The objectives of this section are:
to give you a glimpse of the wide variety of environments in which biofilms grow
to give you basic knowledge of the negative effects of biofilms grown on industry and medicine
to help you understand that biofilms are a naturally occurring and often beneficial phenomenon on earth
Upon completion of this section students will be able to:
recognize possible biofilm formations in the natural environment
appreciate the effect of harmful biofilms on industry
realize the harmful result of biofilms that grow on medical equipment and implants.
As we've discussed previously in this section, biofilms grow just about anywhere. All it takes is:
Many different kinds of microorganisms can—and do—congregate to form a biofilm colony. For example, over 500 different microorganisms have been found in typical dental plaque. Such microorganisms are all around us, on us, and in us.
What kind of moisture is needed? Biofilms grow in fresh water, salt water, oil pipelines, in the human body, and, well, you name it. Just about any kind of naturally occurring moisture will do.
What biofilms feed on is just as varied. Certain biofilms even thrive on petroleum oil. Interestingly, the capacity of this kind of biofilm to gobble oil has both a bad and a good side. Oil-eating biofilms can grow in and clog an oil pipeline; they can also be used to clean up an oil spill.
As discussed in section 1, to form a biofilm, microorganisms must "glue" themselves to a surface, form colonies, and reproduce.
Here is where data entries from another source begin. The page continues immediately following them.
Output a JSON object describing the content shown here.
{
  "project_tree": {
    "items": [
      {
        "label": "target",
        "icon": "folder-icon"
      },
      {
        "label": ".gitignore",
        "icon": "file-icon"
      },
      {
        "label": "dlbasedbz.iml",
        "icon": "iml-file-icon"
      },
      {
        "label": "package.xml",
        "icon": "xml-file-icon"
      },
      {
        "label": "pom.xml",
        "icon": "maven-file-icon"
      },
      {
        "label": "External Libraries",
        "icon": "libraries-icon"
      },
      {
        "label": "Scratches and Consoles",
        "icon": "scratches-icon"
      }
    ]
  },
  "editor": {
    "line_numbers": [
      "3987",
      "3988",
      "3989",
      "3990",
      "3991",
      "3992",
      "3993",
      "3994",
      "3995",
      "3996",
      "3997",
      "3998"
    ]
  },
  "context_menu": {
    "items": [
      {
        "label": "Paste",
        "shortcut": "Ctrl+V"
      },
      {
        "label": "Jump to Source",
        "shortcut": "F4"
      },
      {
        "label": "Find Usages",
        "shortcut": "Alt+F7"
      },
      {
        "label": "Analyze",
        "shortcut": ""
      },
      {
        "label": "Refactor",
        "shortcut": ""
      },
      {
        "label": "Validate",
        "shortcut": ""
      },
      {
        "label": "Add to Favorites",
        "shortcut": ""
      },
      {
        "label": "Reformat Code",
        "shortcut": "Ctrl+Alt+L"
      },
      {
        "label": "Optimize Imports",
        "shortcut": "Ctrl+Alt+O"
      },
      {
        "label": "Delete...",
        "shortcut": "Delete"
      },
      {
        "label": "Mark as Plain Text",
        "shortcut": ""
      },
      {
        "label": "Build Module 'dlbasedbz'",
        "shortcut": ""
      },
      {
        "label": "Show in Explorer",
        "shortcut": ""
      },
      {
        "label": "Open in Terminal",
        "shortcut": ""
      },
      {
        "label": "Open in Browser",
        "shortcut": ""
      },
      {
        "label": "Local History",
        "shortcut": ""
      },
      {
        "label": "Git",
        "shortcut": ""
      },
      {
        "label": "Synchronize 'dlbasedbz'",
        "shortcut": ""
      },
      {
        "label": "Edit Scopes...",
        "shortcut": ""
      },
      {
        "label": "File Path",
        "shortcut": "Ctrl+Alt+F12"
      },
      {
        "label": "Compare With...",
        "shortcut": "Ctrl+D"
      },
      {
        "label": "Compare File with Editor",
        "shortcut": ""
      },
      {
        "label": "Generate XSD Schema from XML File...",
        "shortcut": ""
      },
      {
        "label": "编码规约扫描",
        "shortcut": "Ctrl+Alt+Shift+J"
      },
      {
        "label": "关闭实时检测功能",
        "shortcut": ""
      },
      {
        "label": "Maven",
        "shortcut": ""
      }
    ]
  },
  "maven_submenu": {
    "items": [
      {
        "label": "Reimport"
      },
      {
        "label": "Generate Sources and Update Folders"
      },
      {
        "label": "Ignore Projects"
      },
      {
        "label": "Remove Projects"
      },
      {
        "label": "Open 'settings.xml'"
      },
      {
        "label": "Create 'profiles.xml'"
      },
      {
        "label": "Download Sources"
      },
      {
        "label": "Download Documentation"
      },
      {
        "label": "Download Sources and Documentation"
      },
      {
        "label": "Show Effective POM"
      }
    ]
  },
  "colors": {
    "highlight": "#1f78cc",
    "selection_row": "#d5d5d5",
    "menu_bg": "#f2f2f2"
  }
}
Virtually any surface will serve the purpose: rocks, countertops, human tissue, and so forth.
In the following pages, we identify some specific environments that support biofilm growth that are of interest to biofilm engineers and scientists.